UW-System legal counsel told Wisconsin Reporter the group’s assertion is a broad application of the state statute, and that the call to boycott Palermo has not reached a systemwide level.
Chris Dresselhuys, director of marketing for Palermo’s, in a statement to Wisconsin Reporter called the boycott attempts “an intimidation tactic.”
Union organizers are pushing the boycott nationally.
Recently, a mix of youth, community and faith-based organization backed by unions, rallied at mega retailer Costco’s in Middleton. The chain reportedly is Palermo’s largest retailer.
“The baseless allegations made against Palermo’s represent a pattern of deception and obfuscation that is designed to harm our company, our employees and community,” Dresselhuys said.
The dispute goes back to late May, when some 150 workers at the Milwaukee plant, the brunt of production employers, signed a petition seeking to unionize.
As the petition was going out, the company asked 89 immigrant works to provide documentation verifying their U.S. work status.
A week and a half later, most of the employees were fired.
Irate employees contend the move was meant to stamp out the union campaign, while management asserts Palermo’s was required by U.S. Immigration and Customs Enforcement, better known as ICE, to conduct an audit of employee work status.
ICE, driven by concerns over illegal immigration, has in recent years picked up the pace in investigating illegals in the workplace, and demanding employers do a better job of policing their work force.
Palermo’s says the labor dispute was “put into motion by an organization demanding that Palermo’s violate the federal immigration law.”

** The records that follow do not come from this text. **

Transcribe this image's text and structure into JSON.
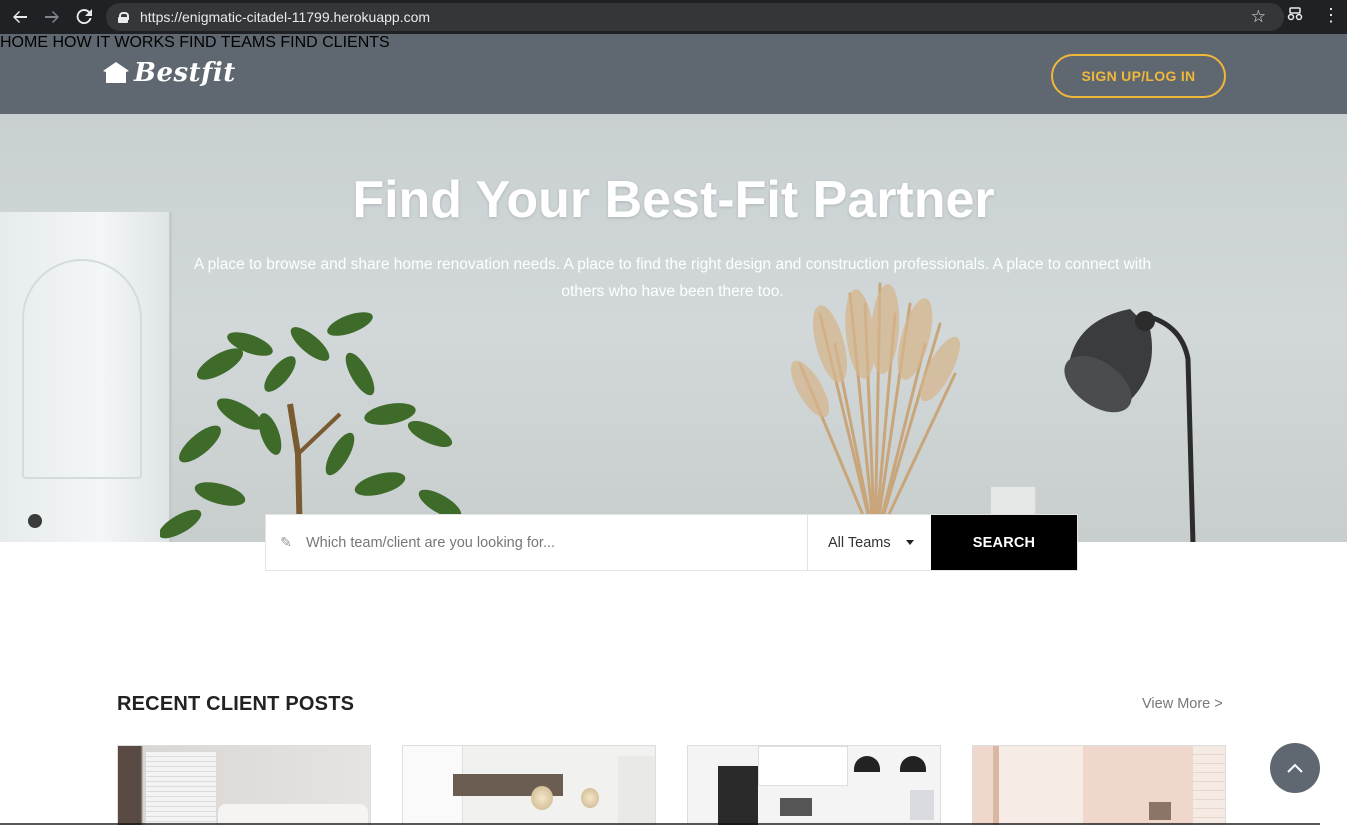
{
  "browser": {
    "url": "https://enigmatic-citadel-11799.herokuapp.com",
    "icons": [
      "back-icon",
      "forward-icon",
      "reload-icon",
      "lock-icon",
      "bookmark-star-icon",
      "extension-icon",
      "menu-icon"
    ]
  },
  "header": {
    "logo_text": "Bestfit",
    "nav": [
      "HOME",
      "HOW IT WORKS",
      "FIND TEAMS",
      "FIND CLIENTS"
    ],
    "signup_label": "SIGN UP/LOG IN",
    "accent_color": "#f0b73b",
    "background_color": "#5f6770"
  },
  "hero": {
    "title": "Find Your Best-Fit Partner",
    "subtitle": "A place to browse and share home renovation needs. A place to find the right design and construction professionals. A place to connect with others who have been there too."
  },
  "search": {
    "placeholder": "Which team/client are you looking for...",
    "value": "",
    "category_selected": "All Teams",
    "button_label": "SEARCH"
  },
  "recent_posts": {
    "title": "RECENT CLIENT POSTS",
    "view_more": "View More >"
  }
}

A new unionization vote is expected, although it has been pushed back in part by feuding unions positioning to represent the worker and a challenge to a National Labor Relations Board decision that would allow replacement workers to vote – something Shansky admits would kill the campaign.
But Voces and the labor movement won a critical battle in the pizza war, thanks to the Obama administration’s order that Palermo’s suspend its immigration audit, even with employees expected to be illegal immigrants.

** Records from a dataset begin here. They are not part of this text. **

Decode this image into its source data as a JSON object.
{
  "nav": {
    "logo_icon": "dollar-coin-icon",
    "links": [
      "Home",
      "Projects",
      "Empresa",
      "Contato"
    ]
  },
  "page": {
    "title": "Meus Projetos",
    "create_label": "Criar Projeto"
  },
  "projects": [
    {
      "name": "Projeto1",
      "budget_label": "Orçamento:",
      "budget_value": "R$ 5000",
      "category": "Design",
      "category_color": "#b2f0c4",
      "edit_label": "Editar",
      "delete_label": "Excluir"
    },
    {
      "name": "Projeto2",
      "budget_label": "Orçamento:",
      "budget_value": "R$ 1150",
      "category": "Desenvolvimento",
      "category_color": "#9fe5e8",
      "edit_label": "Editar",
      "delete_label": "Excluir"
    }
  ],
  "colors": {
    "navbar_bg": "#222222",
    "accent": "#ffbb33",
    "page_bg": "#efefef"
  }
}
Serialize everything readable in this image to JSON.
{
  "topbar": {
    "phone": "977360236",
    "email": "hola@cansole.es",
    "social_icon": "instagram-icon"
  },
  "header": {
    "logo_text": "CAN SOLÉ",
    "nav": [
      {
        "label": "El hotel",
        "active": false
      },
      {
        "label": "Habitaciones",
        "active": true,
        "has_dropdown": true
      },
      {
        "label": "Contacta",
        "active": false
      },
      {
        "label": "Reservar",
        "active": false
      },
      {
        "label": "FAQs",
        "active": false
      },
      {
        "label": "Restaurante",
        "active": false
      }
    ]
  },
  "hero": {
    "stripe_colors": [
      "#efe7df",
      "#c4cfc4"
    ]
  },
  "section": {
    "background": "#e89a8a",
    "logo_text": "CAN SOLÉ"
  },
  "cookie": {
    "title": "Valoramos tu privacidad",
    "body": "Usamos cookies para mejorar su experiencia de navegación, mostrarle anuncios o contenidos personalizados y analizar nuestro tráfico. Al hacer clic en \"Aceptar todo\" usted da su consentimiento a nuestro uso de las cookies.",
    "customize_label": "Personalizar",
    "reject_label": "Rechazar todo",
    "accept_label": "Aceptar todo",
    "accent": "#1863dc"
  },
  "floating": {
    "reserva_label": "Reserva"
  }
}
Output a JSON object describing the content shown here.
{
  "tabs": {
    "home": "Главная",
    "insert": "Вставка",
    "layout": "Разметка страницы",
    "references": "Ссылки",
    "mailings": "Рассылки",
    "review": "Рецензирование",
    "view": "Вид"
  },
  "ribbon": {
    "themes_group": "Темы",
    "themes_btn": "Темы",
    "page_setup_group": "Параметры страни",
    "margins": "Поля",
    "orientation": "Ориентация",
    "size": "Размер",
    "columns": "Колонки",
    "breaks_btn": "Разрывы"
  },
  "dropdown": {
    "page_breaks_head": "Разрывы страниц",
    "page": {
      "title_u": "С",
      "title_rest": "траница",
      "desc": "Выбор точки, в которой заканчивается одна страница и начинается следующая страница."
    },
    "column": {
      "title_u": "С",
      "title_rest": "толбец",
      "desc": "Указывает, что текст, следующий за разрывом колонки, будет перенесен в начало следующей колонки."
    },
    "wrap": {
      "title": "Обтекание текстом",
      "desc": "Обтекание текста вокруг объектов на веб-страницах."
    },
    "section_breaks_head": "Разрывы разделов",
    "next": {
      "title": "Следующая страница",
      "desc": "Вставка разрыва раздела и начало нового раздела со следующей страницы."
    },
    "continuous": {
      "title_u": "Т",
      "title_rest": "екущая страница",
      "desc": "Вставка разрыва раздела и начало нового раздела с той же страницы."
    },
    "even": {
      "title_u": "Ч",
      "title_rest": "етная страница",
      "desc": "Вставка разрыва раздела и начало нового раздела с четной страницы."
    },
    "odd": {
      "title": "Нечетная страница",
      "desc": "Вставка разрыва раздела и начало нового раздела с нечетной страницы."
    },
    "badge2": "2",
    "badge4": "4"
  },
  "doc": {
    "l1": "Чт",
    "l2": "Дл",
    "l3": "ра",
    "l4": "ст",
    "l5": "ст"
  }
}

“All we ask is that Palermo’s respond to that order,” he said, adding that the company must bring back the fired employees.
Each side contends the other is lying.
Each may be.
Time will tell whether a public university involves itself in the dispute.
Wisconsin’s universities have engaged in protest of private companies in the past, most notably through the system’s investment holdings.
In 2004, the system’s Business and Finance Committee passed a motion to divest of Tyson Foods Inc. holdings – bonds valued at $200,000. The motion also called on the system to screen Tyson securities from future investments until a labor dispute at the company’s Jefferson, Wis., plant was settled.
“This action was taken as one of solidarity with the student pressure that had resulted earlier in boycotts of Tyson products at the Madison and Milwaukee campuses until the resolution of the dispute,” according to the U.W. System website.
Following the end of the strike, the UW Trust Funds informed its investment managers that the Tyson screen was being lifted.
Email Matt Kittle at email@example.com